A legal settlement between tobacco companies and more than 40 attorneys general in the 1990s is regularly referred to by those supporting legal action against climate deniers. The states used antitrust and consumer protection laws to get the companies to agree to pay the states annually for the damage to public health caused by cigarette smoking, among other penalties.

The latest Republican letter to Lynch about the investigation was sent June 13 by Rep. John Radcliffe, R-Texas, chairman of the infrastructure and cybersecurity panel of the homeland security committee, and four other lawmakers.

The letter asks her to resist getting involved in a state-led investigation that is meant only to silence political rivals.

"In America, we do not prosecute our political opponents, much less those who merely express views on policy that differ from our own," the letter reads. "It is not the role of law enforcement officials [the AGs] to address perceived shortcomings in our legislative process by using their investigative and prosecutorial powers to bully private entities into compliance with their preferred policies."

Exxon on June 15 filed a retaliatory strike at the attorneys general by asking a federal court in Texas to block the investigation started by Massachusetts AG Maura Healey.

"The great irony here is that we've acknowledged the risks of climate change for more than a decade, have supported a carbon tax as the better policy option and spent more than $7 billion on research and technologies to reduce emissions," said Exxon Mobil spokesman Allan Jeffers. "It should make people question what this is really all about."

Lawyers and strategists say the state investigations are more "grandstanding" than anything else, especially after the Supreme Court halted the Obama administration's climate rules in February. Many of the states pursuing the investigations support the president's climate agenda and have vowed to continue to push for a climate policy despite the high court's stay.
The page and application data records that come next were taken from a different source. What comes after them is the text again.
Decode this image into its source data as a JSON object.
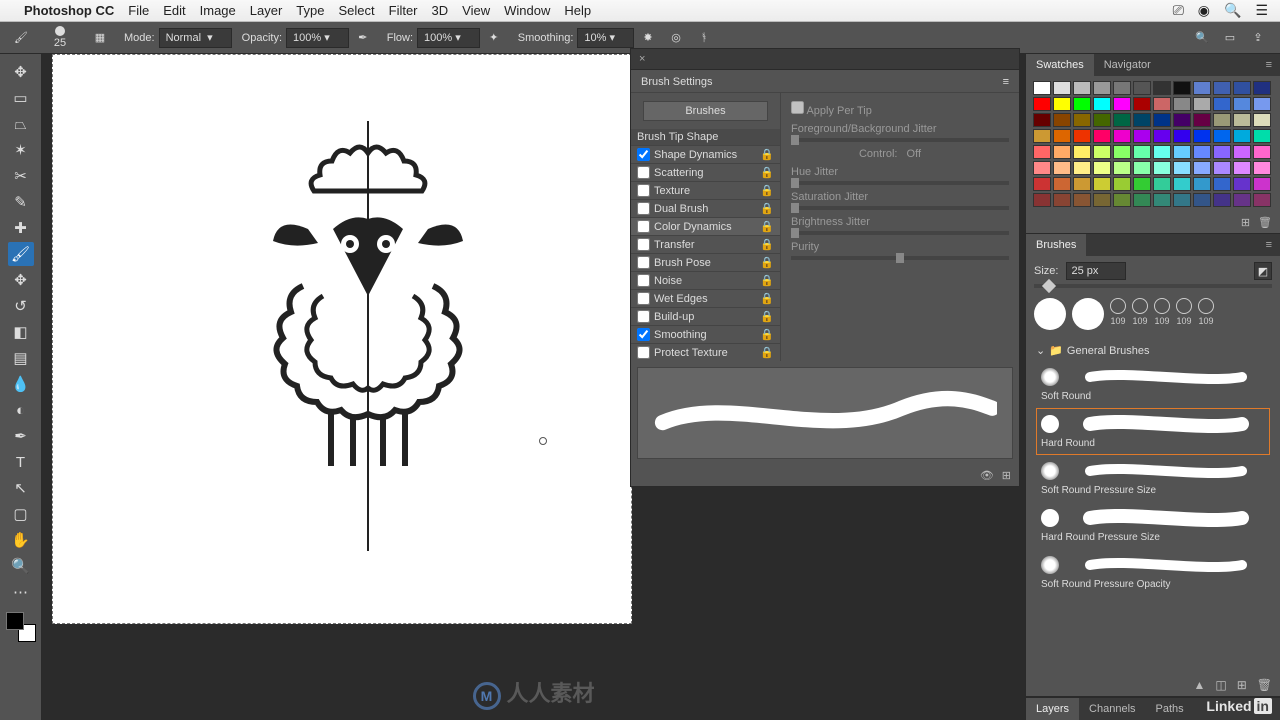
{
  "menubar": {
    "app": "Photoshop CC",
    "items": [
      "File",
      "Edit",
      "Image",
      "Layer",
      "Type",
      "Select",
      "Filter",
      "3D",
      "View",
      "Window",
      "Help"
    ]
  },
  "options": {
    "brush_size": "25",
    "mode_label": "Mode:",
    "mode_value": "Normal",
    "opacity_label": "Opacity:",
    "opacity_value": "100%",
    "flow_label": "Flow:",
    "flow_value": "100%",
    "smoothing_label": "Smoothing:",
    "smoothing_value": "10%"
  },
  "brush_settings": {
    "title": "Brush Settings",
    "brushes_btn": "Brushes",
    "apply_per_tip": "Apply Per Tip",
    "fg_bg_jitter": "Foreground/Background Jitter",
    "control_label": "Control:",
    "control_value": "Off",
    "hue_jitter": "Hue Jitter",
    "saturation_jitter": "Saturation Jitter",
    "brightness_jitter": "Brightness Jitter",
    "purity": "Purity",
    "list": [
      {
        "label": "Brush Tip Shape",
        "checked": null,
        "head": true
      },
      {
        "label": "Shape Dynamics",
        "checked": true
      },
      {
        "label": "Scattering",
        "checked": false
      },
      {
        "label": "Texture",
        "checked": false
      },
      {
        "label": "Dual Brush",
        "checked": false
      },
      {
        "label": "Color Dynamics",
        "checked": false,
        "selected": true
      },
      {
        "label": "Transfer",
        "checked": false
      },
      {
        "label": "Brush Pose",
        "checked": false
      },
      {
        "label": "Noise",
        "checked": false
      },
      {
        "label": "Wet Edges",
        "checked": false
      },
      {
        "label": "Build-up",
        "checked": false
      },
      {
        "label": "Smoothing",
        "checked": true
      },
      {
        "label": "Protect Texture",
        "checked": false
      }
    ]
  },
  "swatches": {
    "tabs": [
      "Swatches",
      "Navigator"
    ],
    "colors": [
      "#ffffff",
      "#dddddd",
      "#bbbbbb",
      "#999999",
      "#777777",
      "#555555",
      "#333333",
      "#111111",
      "#5f7fcf",
      "#4060b0",
      "#3050a0",
      "#203080",
      "#ff0000",
      "#ffff00",
      "#00ff00",
      "#00ffff",
      "#ff00ff",
      "#aa0000",
      "#cc6666",
      "#888888",
      "#aaaaaa",
      "#3366cc",
      "#5588dd",
      "#7799ee",
      "#660000",
      "#884400",
      "#886600",
      "#446600",
      "#006644",
      "#004466",
      "#003388",
      "#440066",
      "#660044",
      "#999977",
      "#bbbb99",
      "#ddddbb",
      "#cc9933",
      "#dd6600",
      "#ee3300",
      "#ff0066",
      "#ee00cc",
      "#aa00ee",
      "#6600ee",
      "#3300ee",
      "#0033ee",
      "#0066ee",
      "#00aadd",
      "#00ddaa",
      "#ff6666",
      "#ffaa66",
      "#ffee66",
      "#ccff66",
      "#88ff66",
      "#66ffaa",
      "#66ffee",
      "#66ccff",
      "#6688ff",
      "#8866ff",
      "#cc66ff",
      "#ff66cc",
      "#ff8888",
      "#ffbb88",
      "#ffee88",
      "#eeff88",
      "#bbff88",
      "#88ffaa",
      "#88ffdd",
      "#88ddff",
      "#88aaff",
      "#aa88ff",
      "#dd88ff",
      "#ff88dd",
      "#cc3333",
      "#cc6633",
      "#cc9933",
      "#cccc33",
      "#99cc33",
      "#33cc33",
      "#33cc99",
      "#33cccc",
      "#3399cc",
      "#3366cc",
      "#6633cc",
      "#cc33cc",
      "#883333",
      "#884433",
      "#885533",
      "#776633",
      "#668833",
      "#338855",
      "#338877",
      "#337788",
      "#335588",
      "#443388",
      "#663388",
      "#883366"
    ]
  },
  "brushes_panel": {
    "tab": "Brushes",
    "size_label": "Size:",
    "size_value": "25 px",
    "presets": [
      "",
      "",
      "109",
      "109",
      "109",
      "109",
      "109"
    ],
    "folder": "General Brushes",
    "items": [
      "Soft Round",
      "Hard Round",
      "Soft Round Pressure Size",
      "Hard Round Pressure Size",
      "Soft Round Pressure Opacity"
    ]
  },
  "bottom_tabs": [
    "Layers",
    "Channels",
    "Paths"
  ],
  "watermark": "人人素材"
}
"The people following Exxon are trying to follow the precedent of tobacco litigation," said Brendan Collins, partner with the law firm Ballard Spahr and an expert on environmental regulations. He said "the reality is a very different situation" when comparing what Exxon is accused of doing and the arguments laid out in the tobacco suits.

The evidence brought against the tobacco industry two decades ago is "pretty substantially different from the idea that Exxon may have duped me from getting a low-mileage [car] and now the island of Tuvalu is going to get covered by water," Collins said.

It's a "very big leap" to link what Exxon "did or didn't do" to the harm posed by climate change.

The cracks in the argument against the oil company are beginning to show.

The Virgin Islands attorney general, Claude Walker, grabbed headlines when he subpoenaed the conservative-leaning group Competitive Enterprise Institute, which had a working relationship with the oil company and is known as a global warming skeptic.

The attorney general later withdrew the subpoena after the think tank pushed back in D.C. Superior Court last month with a motion to sanction him, claiming a violation of First Amendment rights.

Think tank President Kent Lassman in a call with reporters last week called the AGs' attack a "massive fishing expedition" meant "to shut down the debate on global warming on the basis of their so-called law enforcement powers."

He agreed with Collins that the tobacco argument is a bridge too far. "That involved the sale of tobacco, this involves a policy debate," Lassman said. "They might think they have precedent in the tobacco [litigation]. They do not."

In the end, it might result in just a "public relations black eye for Exxon," and nothing more, Collins said.

The type of letter-writing campaign seen in recent weeks likely will continue on Capitol Hill, but nothing more substantive like a hearing, observers said.

"If you do a hearing, what are you going to get out of it?" a Republican strategist asked. "In some way it's a lot of noise, but nothing happens."